According to the airplane kit supplier, there are no published performance charts for the airplane due to the variability among builders and design.
The Palmdale aviation routine weather observation (METAR) for 0953 recorded the following: wind 290 degrees at 6 knots; visibility 10 statute miles; sky condition clear; temperature 79 degrees Fahrenheit; dew point 42 degrees Fahrenheit; and altimeter setting 29.97 inches of Mercury. Palmdale is located about 17 nautical miles southeast of Llano.
Using a Safety Board computer program and the aforementioned weather information, the density altitude was calculated to be 5,233 feet mean sea level at the time of the accident.
The Los Angeles County Coroner performed an autopsy on the pilot. The cause of death was attributed to multiple blunt force injuries. The FAA Forensic Toxicology laboratory performed toxicological testing. The results were positive for the following:
115 (mg/dL, mg/hg) ETHANOL detected in Urine
51 (mg/dL, mg/hg) ETHANOL detected in Spinal Fluid
65 (mg/dL, mg/hg) ETHANOL detected in Muscle
25 (mg/dL, mg/hg) ETHANOL detected in Brain
12 (mg/dL, mg/hg) N-PROPANOL detected in Urine
3 (mg/dL, mg/hg) N-PROPANOL detected in Spinal Fluid
4 (mg/dL, mg/hg) N-PROPANOL detected in Muscle
1 (mg/dL, mg/hg) N-BUTANOL detected in Urine
OMEPRAZOLE present in Urine
147.1 (ug/ml, ug/g) SALICYLATE detected in Urine
EPHEDRINE detected in Urine
PSEUDOEPHEDRINE detected in Urine
4,900 (mg/dl) GLUCOSE detected in Urine
0.94 (pmol/nmol) SEROTONIN METABOLITE RATIO detected in Urine
WRECKAGE AND IMPACT INFORMATION
The FAA accident coordinator responded to the accident site on May 16. The wreckage was located about 1,000 feet from runway 8 and came to rest inverted. The initial impact point was approximately 10 feet from the final resting point of the wreckage. The wings were attached to the fuselage and were symmetrically damaged. The composite propeller blades were reduced to slivers. All control surfaces remained attached to the airplane. The elevator trim tab was in the full nose up position.
Following the recovery of the airplane, the accident coordinator examined and weighed it. The coordinator was able to obtain control continuity and noted rotation of the engine crankshaft when the propeller was manually turned by hand.
According to the Pilot's Handbook of Aeronautical Knowledge (AC 61-23C), "The forward center of gravity limit is often established at a location which is determined by the landing characteristics of the airplane. It may be possible to maintain stable and safe cruising flight if the CG is located ahead of the prescribed forward limit; but during landing, which is one of the most critical phases of flight, exceeding the forward CG limit may cause problems. Manufacturers purposely place the forward CG limit as far rearward as possible to aid pilots in avoiding damage to the airplane when landing."

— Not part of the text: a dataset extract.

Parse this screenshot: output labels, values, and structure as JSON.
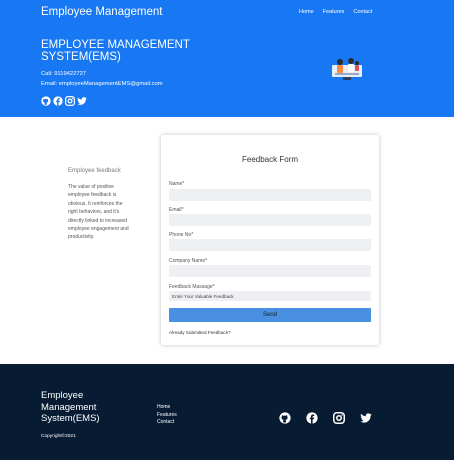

In addition, AC 61-23C states, "A restricted forward center of gravity limit is also specified to assure that sufficient elevator deflection is available at minimum airspeed. When structural limitations or large stick forces do not limit the forward CG position, it is located at the position where full-up elevator is required to obtain a high angle of attack for landing."